An End to Binary Ballots?
Gender Requirements for Some Elected Offices Sparks Calls for Reform
Ever wonder why New York State has legal quotas limiting how many women can be elected as district leaders? Blame Eleanor Roosevelt. Some background: A district leader is an unsalaried, elected official who represents an Assembly District, and essentially ensures that a political party is being governed democratically. Usually, there is one district leader for every Assembly District. But the Democratic party mandates two district leaders per Assembly District: one male and one female. To read more…

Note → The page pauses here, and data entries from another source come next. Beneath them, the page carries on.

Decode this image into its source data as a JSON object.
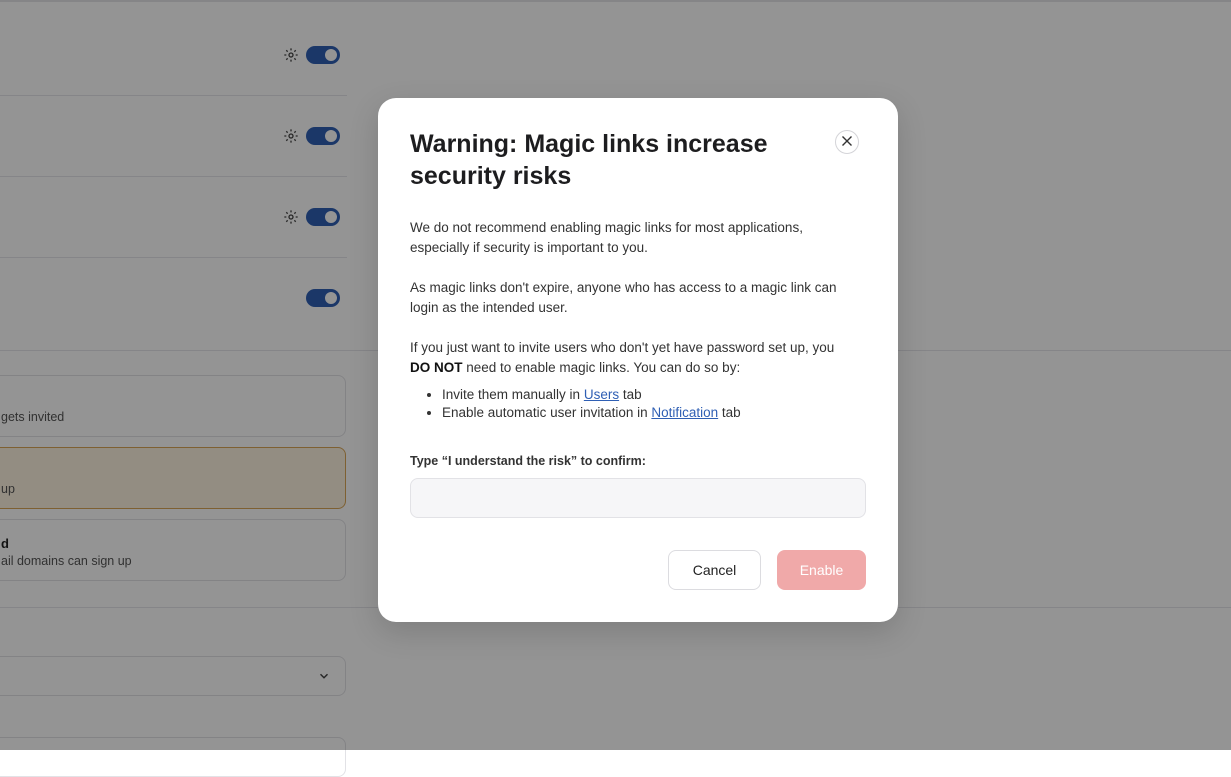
{
  "modal": {
    "title": "Warning: Magic links increase security risks",
    "paragraph1": "We do not recommend enabling magic links for most applications, especially if security is important to you.",
    "paragraph2": "As magic links don't expire, anyone who has access to a magic link can login as the intended user.",
    "paragraph3_prefix": "If you just want to invite users who don't yet have password set up, you ",
    "paragraph3_emphasis": "DO NOT",
    "paragraph3_suffix": " need to enable magic links. You can do so by:",
    "list": [
      {
        "prefix": "Invite them manually in ",
        "link": "Users",
        "suffix": " tab"
      },
      {
        "prefix": "Enable automatic user invitation in ",
        "link": "Notification",
        "suffix": " tab"
      }
    ],
    "confirm_label": "Type “I understand the risk” to confirm:",
    "confirm_value": "",
    "cancel_label": "Cancel",
    "enable_label": "Enable"
  },
  "background": {
    "options": [
      {
        "title": "",
        "description": "gets invited"
      },
      {
        "title": "",
        "description": "up"
      },
      {
        "title": "d",
        "description": "ail domains can sign up"
      }
    ],
    "toggles_on": [
      true,
      true,
      true,
      true
    ]
  },
  "colors": {
    "accent": "#2f5fb4",
    "enable_disabled": "#f0a9a9",
    "selected_option_bg": "#fdf3e1",
    "selected_option_border": "#d9a657",
    "overlay": "rgba(0,0,0,0.42)"
  },
  "icons": {
    "close": "close-icon",
    "gear": "gear-icon",
    "chevron": "chevron-down-icon"
  }
}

CLASSIFIEDS & PERSONALS
Swaps & Trades, Respectable Employment, Lost and Found
Available for PT/FT. Wonderful person, who is a great worker.
Worked in BPC.
$2.00 per notarized signature.
Lower Manhattan Greenmarkets
Greenwich Street & Chambers Street
Wednesdays and Saturdays, 8am-3pm (compost program: Saturdays, 8am-1pm)
Bowling Green Greenmarket
Broadway & Whitehall St
Tuesdays and Thursdays, 8am-5pm (compost program: 8am-11am)
The Outdoor Fulton Stall Market
91 South Street, between Fulton & John Streets
Indoor market: Monday through Saturday,11:30am-5pm
CSA pick-up: Thursday, 4pm-6pm; Friday, 11:30-5pm
Outdoor market: Saturday 11:30am-5pm, May through Thanksgiving
Today in History: June 10
This is the first color image of the Mars landscape, compiled by photos from the Spirit rover, launched on this day in 2003. This was the beginning of NASA’s Mars Exploration Rover mission, which continued for more than 14 years until this day in 2018, when contact ceased with Spirit’s twin Opportunity.
671 – Emperor Tenji of Japan introduces a water clock (clepsydra) called Rokoku, which measures time and indicates hours.
1692 – Salem witch trials: Bridget Bishop is hanged at Gallows Hill near Salem, Massachusetts, for “certaine Detestable Arts called Witchcraft & Sorceries.”
1786 – A landslide dam on the Dadu River created by an earthquake ten days earlier collapses, killing 100,000 in the Sichuan province of China.
1898 – Spanish–American War: U.S. Marines land on the island of Cuba.
1916 – The Arab Revolt against the Ottoman Empire was declared by Hussein bin Ali, Sharif of Mecca.
1935 – Dr. Robert Smith takes his last drink, and Alcoholics Anonymous is founded in Akron, Ohio, United States, by him and Bill Wilson.
1940 – World War II: Norway surrenders to German forces.
1940 – World War II: Italy declares war on France and the United Kingdom.
1977 – James Earl Ray escapes from Brushy Mountain State Prison in Petros, Tennessee, but is recaptured on June 13.
2003 – Spirit rover is launched, start of NASA’s Mars Exploration Rover mission.
2018 – A planetary dust storm causes NASA’s Opportunity Rover to cease communication from Mars
2021 – European Space Agency announces new Venus mission, the probe EnVision to study Venus’ tesserae (its continent-like terrains)
940 – Abū al-Wafā’ Būzjānī, Persian mathematician and astronomer (d. 998)
1859 – Emanuel Nobel, Swedish-Russian businessman (d. 1932)
1907 – Fairfield Porter, American painter and critic (d. 1975)
1915 – Saul Bellow, Author and playwright, Nobel Prize laureate (d. 2005)
1922 – Judy Garland, American singer, actress, and vaudevillian (d. 1969)
1923 – Robert Maxwell, Czech-English captain, publisher, politician (d. 1991)
1928 – Maurice Sendak, American author and illustrator (d. 2012)
1932 – Pierre Cartier, French mathematician and academic
323 BC – Alexander the Great, Macedonian king (b. 356 BC)
1776 – Leopold Widhalm, Austrian instrument maker (b. 1722)
1836 – André-Marie Ampère, French physicist and mathematician (b. 1775)
1926 – Antoni Gaudí, Spanish architect, designed the Park Güell (b. 1852)
1967 – Spencer Tracy, American actor (b. 1900)
2002 – John Gotti, American mobster (b. 1940)
2003 – Donald Regan, American colonel and politician, 11th White House Chief of Staff (b. 1918)